╭─ Listed records
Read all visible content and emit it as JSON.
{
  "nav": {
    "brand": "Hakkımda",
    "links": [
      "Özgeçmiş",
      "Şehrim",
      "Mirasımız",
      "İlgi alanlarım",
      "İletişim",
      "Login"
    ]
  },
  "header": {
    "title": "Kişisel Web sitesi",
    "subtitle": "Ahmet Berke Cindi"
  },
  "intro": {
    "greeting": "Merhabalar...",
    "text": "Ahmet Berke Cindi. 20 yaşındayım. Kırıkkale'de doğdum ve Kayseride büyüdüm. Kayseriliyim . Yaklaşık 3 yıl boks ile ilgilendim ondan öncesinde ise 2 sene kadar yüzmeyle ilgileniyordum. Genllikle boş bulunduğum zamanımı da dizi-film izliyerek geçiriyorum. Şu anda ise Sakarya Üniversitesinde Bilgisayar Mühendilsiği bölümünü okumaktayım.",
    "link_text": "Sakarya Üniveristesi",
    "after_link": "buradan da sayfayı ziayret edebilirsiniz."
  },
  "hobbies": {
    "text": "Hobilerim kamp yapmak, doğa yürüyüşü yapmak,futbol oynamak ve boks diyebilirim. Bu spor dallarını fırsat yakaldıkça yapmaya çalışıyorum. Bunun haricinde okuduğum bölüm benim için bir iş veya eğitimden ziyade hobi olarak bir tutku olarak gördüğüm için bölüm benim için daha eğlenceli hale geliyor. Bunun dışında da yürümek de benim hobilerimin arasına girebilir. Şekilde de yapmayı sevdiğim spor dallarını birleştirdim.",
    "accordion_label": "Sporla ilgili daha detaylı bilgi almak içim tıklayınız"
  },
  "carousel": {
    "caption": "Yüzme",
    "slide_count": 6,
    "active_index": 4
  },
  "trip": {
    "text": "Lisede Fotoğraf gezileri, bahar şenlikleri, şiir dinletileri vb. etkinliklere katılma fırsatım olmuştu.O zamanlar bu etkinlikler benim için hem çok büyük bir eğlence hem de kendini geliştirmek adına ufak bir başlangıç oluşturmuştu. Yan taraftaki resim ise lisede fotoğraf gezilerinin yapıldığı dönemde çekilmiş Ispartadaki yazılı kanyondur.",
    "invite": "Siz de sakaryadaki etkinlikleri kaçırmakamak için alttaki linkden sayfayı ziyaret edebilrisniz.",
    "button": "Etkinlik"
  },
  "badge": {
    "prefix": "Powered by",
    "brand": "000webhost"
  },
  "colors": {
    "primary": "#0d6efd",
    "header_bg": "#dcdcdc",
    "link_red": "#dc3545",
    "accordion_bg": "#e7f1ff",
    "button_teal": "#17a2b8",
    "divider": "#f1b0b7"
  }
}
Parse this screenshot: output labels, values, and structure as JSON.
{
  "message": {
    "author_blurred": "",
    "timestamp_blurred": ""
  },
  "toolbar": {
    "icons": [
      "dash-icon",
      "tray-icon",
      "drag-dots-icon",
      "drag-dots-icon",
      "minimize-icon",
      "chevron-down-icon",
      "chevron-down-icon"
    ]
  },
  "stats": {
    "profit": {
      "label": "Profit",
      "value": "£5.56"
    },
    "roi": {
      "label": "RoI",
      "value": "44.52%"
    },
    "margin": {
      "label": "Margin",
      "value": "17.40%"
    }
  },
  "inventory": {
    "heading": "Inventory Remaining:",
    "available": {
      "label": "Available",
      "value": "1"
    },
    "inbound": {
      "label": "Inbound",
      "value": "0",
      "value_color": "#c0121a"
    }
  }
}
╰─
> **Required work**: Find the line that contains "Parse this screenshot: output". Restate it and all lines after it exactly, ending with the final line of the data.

> **Response to the exercise**:
Parse this screenshot: output labels, values, and structure as JSON.
{
  "message": {
    "author_blurred": "",
    "timestamp_blurred": ""
  },
  "toolbar": {
    "icons": [
      "dash-icon",
      "tray-icon",
      "drag-dots-icon",
      "drag-dots-icon",
      "minimize-icon",
      "chevron-down-icon",
      "chevron-down-icon"
    ]
  },
  "stats": {
    "profit": {
      "label": "Profit",
      "value": "£5.56"
    },
    "roi": {
      "label": "RoI",
      "value": "44.52%"
    },
    "margin": {
      "label": "Margin",
      "value": "17.40%"
    }
  },
  "inventory": {
    "heading": "Inventory Remaining:",
    "available": {
      "label": "Available",
      "value": "1"
    },
    "inbound": {
      "label": "Inbound",
      "value": "0",
      "value_color": "#c0121a"
    }
  }
}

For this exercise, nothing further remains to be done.